Saturday, January 29, 2011

SCBWI's Winter Conference - Day 1

Let me start out with last night's Kid Lit Night. It's this informal gathering of agents, editors and writers all smooshed together in a pub, drinking, laughing, and connecting. There were A LOT of people in that pub, some I hung out with: Christina, Weronika, Shana, Frankie, Donna & Sarah and some I simply recognized from "blogworld" or other conferences: Sara Crowe, Mary Kole, Edward Necarsulmer, Jennifer Laughran, & writer Kim Sabatini. It was just great to talk face-to-face with so many interesting people from the publishing industry.

Now onto SCBWI Day 1:

A.M. keynote, the one, the only, Lois Lowry. Her speech was moving and real as well as hysterically funny at times. She shared that she lost her older sister soon after she herself was married and came across this quote: Give sorrow words. Which she did when she wrote A SUMMER TO DIE. She challenged the writers in the room to give happiness words...and fear...and jealousy. Give life to emotions.

She also said, "When writing, what works best are the things that surprise you as a writer." Go for it.

Then, believe it or not, came Jane Yolen in a picture book panel discussion. She made many excellent points in her talk but I think my favorite was when she pointed out that picture books must have a lyricism to them. A lyric sensibility. A rhythmic sensibility. Because they will be read aloud to a listening child. She advised reading your picture book manuscript aloud - and often - to check for that lyrical flow.

Next on the panel came illustrator Mark Teague who said good illustrations are really there to service the story and must be worthy of the text as well as extend it beyond just the written word. No small task, eh? But very sound advice.

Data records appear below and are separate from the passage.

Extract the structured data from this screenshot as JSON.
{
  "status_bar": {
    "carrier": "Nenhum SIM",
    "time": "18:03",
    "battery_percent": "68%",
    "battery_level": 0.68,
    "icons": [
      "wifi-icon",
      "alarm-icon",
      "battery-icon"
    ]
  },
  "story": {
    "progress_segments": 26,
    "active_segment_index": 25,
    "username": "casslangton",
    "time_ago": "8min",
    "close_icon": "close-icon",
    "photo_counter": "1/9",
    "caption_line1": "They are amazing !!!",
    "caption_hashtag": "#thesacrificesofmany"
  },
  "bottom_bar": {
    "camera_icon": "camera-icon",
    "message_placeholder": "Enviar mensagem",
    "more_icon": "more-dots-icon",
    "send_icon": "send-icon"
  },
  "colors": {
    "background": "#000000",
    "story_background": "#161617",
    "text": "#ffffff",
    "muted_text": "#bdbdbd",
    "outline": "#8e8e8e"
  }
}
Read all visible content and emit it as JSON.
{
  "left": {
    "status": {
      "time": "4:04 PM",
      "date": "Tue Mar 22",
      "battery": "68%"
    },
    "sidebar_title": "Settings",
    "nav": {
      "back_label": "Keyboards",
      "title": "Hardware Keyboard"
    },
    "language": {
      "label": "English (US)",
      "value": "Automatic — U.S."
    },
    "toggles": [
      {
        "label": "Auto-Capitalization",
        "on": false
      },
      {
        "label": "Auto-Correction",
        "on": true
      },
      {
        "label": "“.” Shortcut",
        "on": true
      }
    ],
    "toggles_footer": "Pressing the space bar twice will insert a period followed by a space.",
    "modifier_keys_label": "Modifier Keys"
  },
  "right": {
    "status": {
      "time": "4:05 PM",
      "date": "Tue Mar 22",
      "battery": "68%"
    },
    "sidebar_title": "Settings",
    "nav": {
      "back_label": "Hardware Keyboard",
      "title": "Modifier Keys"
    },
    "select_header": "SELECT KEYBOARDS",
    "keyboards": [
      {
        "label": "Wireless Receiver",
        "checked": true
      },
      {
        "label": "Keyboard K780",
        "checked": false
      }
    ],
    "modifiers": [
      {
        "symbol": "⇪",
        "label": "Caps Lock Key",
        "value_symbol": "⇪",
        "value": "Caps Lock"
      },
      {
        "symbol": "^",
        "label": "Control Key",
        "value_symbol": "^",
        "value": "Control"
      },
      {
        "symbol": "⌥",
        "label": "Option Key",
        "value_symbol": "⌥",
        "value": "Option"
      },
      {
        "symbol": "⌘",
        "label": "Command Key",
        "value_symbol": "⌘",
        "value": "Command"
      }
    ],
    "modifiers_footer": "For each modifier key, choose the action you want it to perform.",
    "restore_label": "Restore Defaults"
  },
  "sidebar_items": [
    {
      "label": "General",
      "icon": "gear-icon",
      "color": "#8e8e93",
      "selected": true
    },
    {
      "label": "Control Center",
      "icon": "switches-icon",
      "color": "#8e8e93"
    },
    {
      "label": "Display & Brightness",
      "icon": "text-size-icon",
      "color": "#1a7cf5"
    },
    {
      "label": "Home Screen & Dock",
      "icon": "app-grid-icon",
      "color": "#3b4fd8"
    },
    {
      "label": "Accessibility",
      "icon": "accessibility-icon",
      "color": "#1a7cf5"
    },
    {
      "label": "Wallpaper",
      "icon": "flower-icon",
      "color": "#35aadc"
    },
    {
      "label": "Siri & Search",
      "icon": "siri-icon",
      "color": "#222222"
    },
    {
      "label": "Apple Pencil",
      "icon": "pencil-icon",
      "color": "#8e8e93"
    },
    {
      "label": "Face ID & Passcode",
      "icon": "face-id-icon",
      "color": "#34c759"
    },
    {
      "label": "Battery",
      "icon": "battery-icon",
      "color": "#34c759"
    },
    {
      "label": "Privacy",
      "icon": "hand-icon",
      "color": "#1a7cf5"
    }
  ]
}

Finally, last on the panel was editor Patricia Lee Gauch who beautifully shared in a very poetic way her thoughts on picture books. She urged writers to be storytellers and constantly go deep into "the well" (who you are as a person, the child in you). She said its crucial to drive the story. She was very clear and said. And my favorite part of her talk was when she said, "Don't squeeze an idea too hard or the idea will put its tail between its legs and run away."

Then we were all off - all 1200+ of us - off to the breakout sessions. First up for me was agent Ginger Clark. She was witty, genuine and very smart. She stated a few times that publishing is a for profit business and its always looking for the big hit. She shared the results of an informal survey she conducted with some editors she knows - asking them what they're currently looking for in MG/YA:
- Dystopia
- More Middle Grade
- Harder SF (more technical)
- Mind bending psycho thrillers
- YA based on the Tudors

Second breakout session was with senior editor from Simon & Schuster, Alexandra Cooper. She made it clear that it is a really big decision for a publisher to take on a manuscript because it is a commitment on their part. In the submission process she said books need to have a hook as well as really good writing. It can't be just one or the other in today's crowded market.

And that's my day in a nutshell. SCBWI is a stellar organization and this conference runs like a top.